- _To do_
Out of the records below, copy all lines in which the word "this" occurs.

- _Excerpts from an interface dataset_
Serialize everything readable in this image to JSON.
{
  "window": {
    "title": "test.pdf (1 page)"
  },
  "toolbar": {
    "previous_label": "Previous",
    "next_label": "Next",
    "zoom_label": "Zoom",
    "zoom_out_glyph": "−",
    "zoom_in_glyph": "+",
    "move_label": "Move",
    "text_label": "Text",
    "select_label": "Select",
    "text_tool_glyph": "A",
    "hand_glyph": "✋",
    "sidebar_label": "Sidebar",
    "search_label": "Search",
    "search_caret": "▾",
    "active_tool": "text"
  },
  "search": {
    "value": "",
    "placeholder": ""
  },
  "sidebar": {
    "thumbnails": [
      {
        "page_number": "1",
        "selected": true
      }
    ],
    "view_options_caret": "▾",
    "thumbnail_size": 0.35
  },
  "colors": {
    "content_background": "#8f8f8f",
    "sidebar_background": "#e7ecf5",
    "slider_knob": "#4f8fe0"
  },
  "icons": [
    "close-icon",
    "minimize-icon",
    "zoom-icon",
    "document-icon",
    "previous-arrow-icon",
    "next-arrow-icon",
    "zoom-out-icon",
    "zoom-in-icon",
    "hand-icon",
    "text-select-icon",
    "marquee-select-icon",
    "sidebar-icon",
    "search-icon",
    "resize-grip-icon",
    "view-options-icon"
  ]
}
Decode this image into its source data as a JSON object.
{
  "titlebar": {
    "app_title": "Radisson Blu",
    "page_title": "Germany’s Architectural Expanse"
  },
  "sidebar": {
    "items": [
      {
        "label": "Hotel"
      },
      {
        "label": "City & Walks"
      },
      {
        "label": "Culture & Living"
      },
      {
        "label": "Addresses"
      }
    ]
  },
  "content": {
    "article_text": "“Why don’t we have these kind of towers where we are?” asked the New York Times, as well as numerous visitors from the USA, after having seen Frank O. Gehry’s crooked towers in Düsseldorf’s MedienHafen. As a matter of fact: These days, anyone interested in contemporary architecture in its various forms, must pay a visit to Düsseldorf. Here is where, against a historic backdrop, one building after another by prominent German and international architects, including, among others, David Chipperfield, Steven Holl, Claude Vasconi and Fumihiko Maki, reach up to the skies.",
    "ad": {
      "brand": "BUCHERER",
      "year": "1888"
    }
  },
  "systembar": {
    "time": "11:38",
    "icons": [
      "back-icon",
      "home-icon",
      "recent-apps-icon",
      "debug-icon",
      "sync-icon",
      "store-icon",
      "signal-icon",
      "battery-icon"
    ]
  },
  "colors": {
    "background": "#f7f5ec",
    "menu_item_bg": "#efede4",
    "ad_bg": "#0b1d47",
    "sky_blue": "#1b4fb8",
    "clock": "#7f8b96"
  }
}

- _Answer to the exercise_
Serialize everything readable in this image to JSON.
Decode this image into its source data as a JSON object.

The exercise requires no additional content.